▸ Try it: Write all entries out exactly, images excluded.

▸ Data section:
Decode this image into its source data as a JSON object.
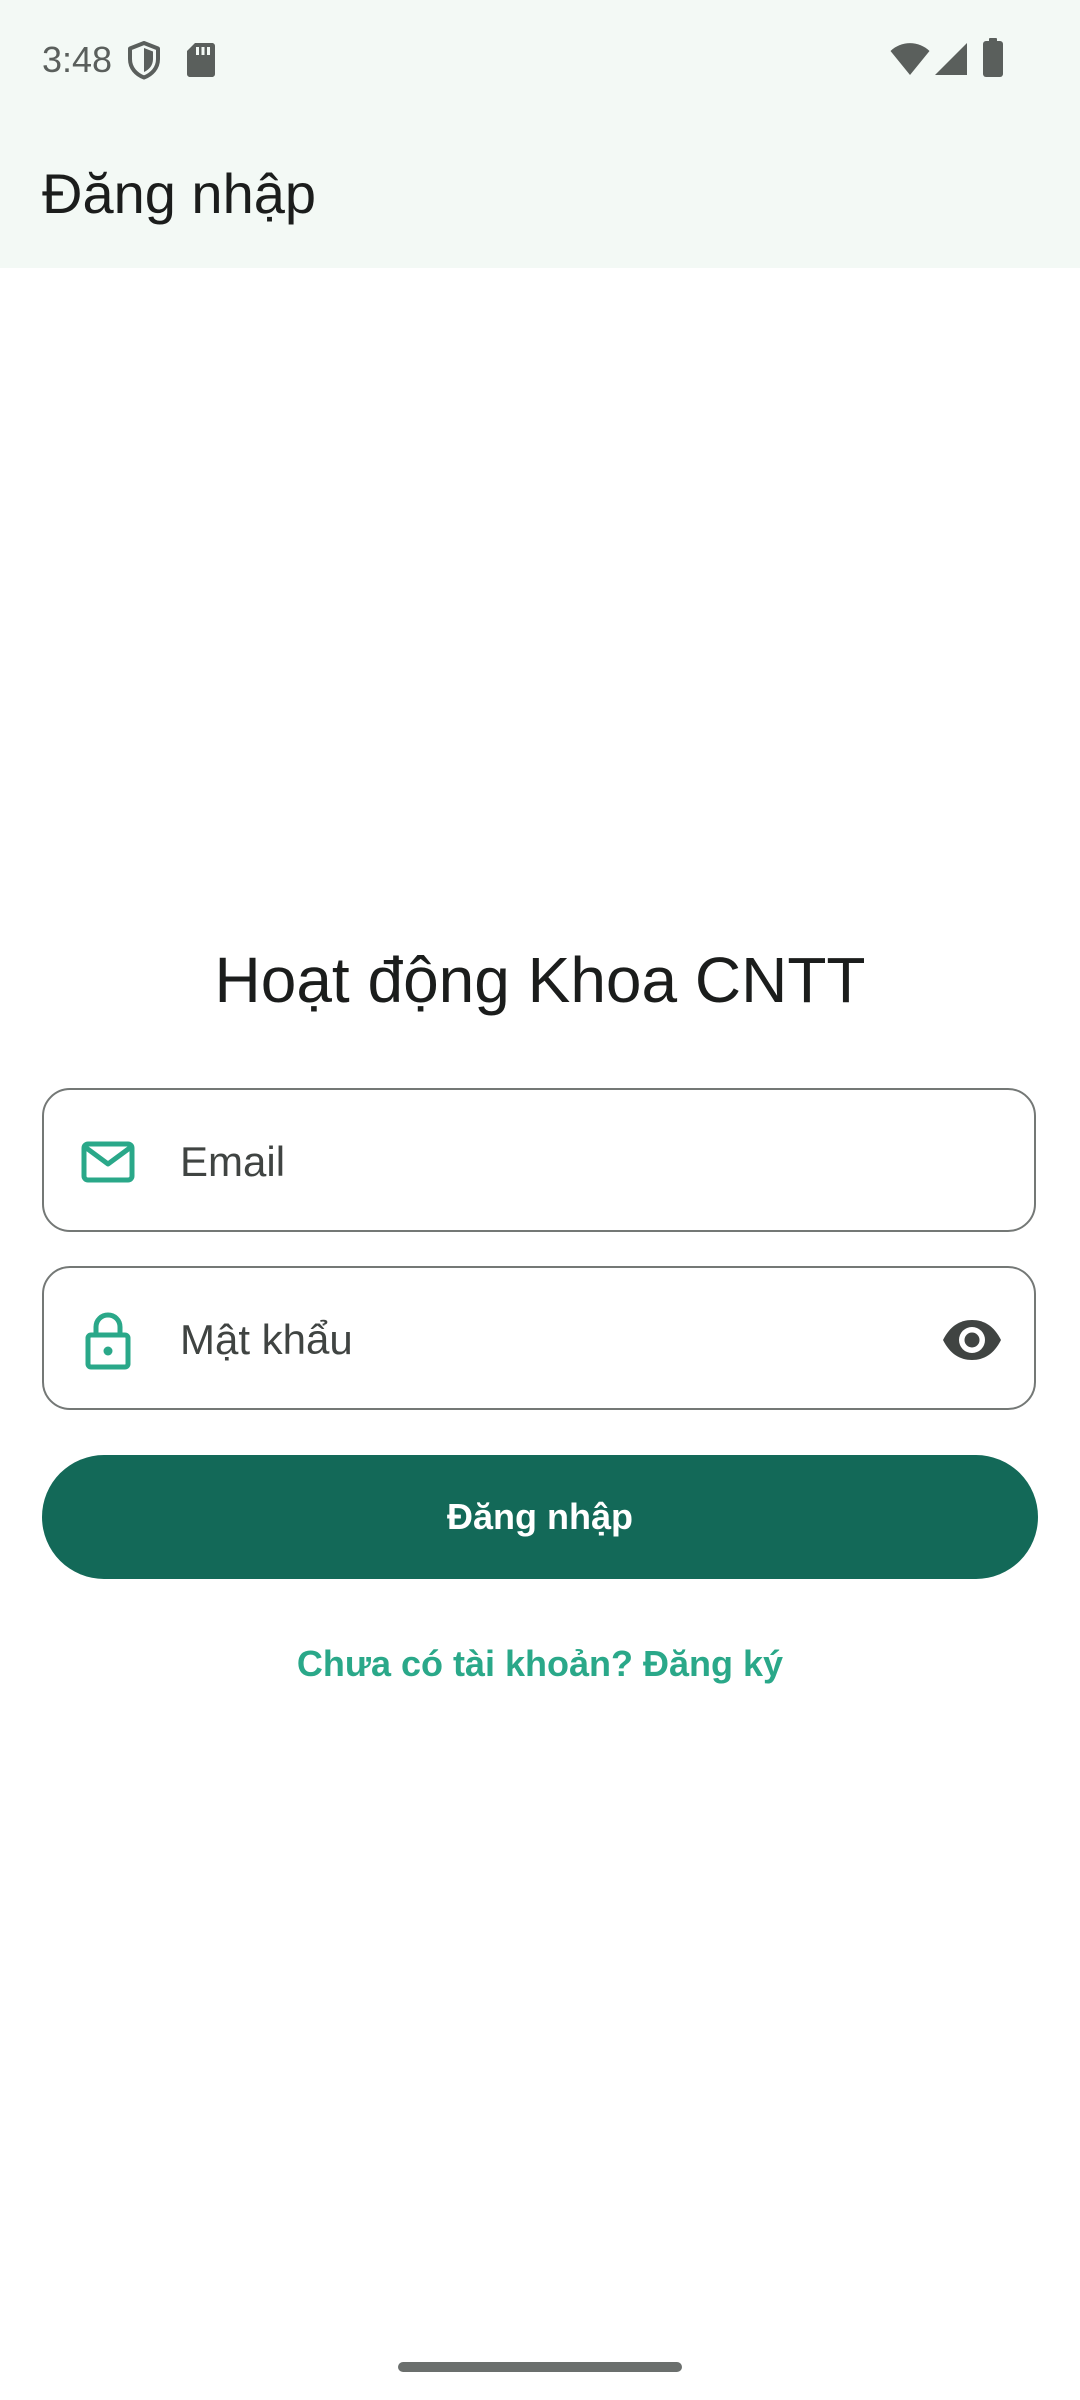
{
  "status_bar": {
    "time": "3:48",
    "icons": [
      "shield-icon",
      "sd-card-icon",
      "wifi-icon",
      "cellular-signal-icon",
      "battery-icon"
    ]
  },
  "app_bar": {
    "title": "Đăng nhập"
  },
  "main": {
    "headline": "Hoạt động Khoa CNTT",
    "email_field": {
      "placeholder": "Email",
      "value": "",
      "leading_icon": "mail-icon"
    },
    "password_field": {
      "placeholder": "Mật khẩu",
      "value": "",
      "leading_icon": "lock-icon",
      "trailing_icon": "visibility-icon"
    },
    "login_button_label": "Đăng nhập",
    "register_link": "Chưa có tài khoản? Đăng ký"
  },
  "colors": {
    "primary": "#136958",
    "accent": "#2aa889",
    "surface": "#f3f9f5",
    "outline": "#747876"
  }
}
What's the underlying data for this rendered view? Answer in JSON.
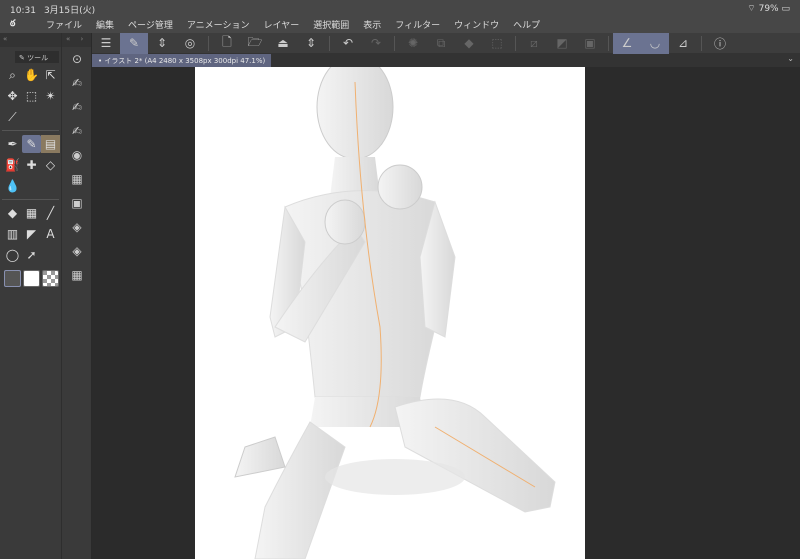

▸ Output below:
Decode this image into its source data as a JSON object.
{
  "status_bar": {
    "time": "3:48",
    "icons": [
      "shield-icon",
      "sd-card-icon",
      "wifi-icon",
      "cellular-signal-icon",
      "battery-icon"
    ]
  },
  "app_bar": {
    "title": "Đăng nhập"
  },
  "main": {
    "headline": "Hoạt động Khoa CNTT",
    "email_field": {
      "placeholder": "Email",
      "value": "",
      "leading_icon": "mail-icon"
    },
    "password_field": {
      "placeholder": "Mật khẩu",
      "value": "",
      "leading_icon": "lock-icon",
      "trailing_icon": "visibility-icon"
    },
    "login_button_label": "Đăng nhập",
    "register_link": "Chưa có tài khoản? Đăng ký"
  },
  "colors": {
    "primary": "#136958",
    "accent": "#2aa889",
    "surface": "#f3f9f5",
    "outline": "#747876"
  }
}
What's the underlying data for this rendered view? Answer in JSON.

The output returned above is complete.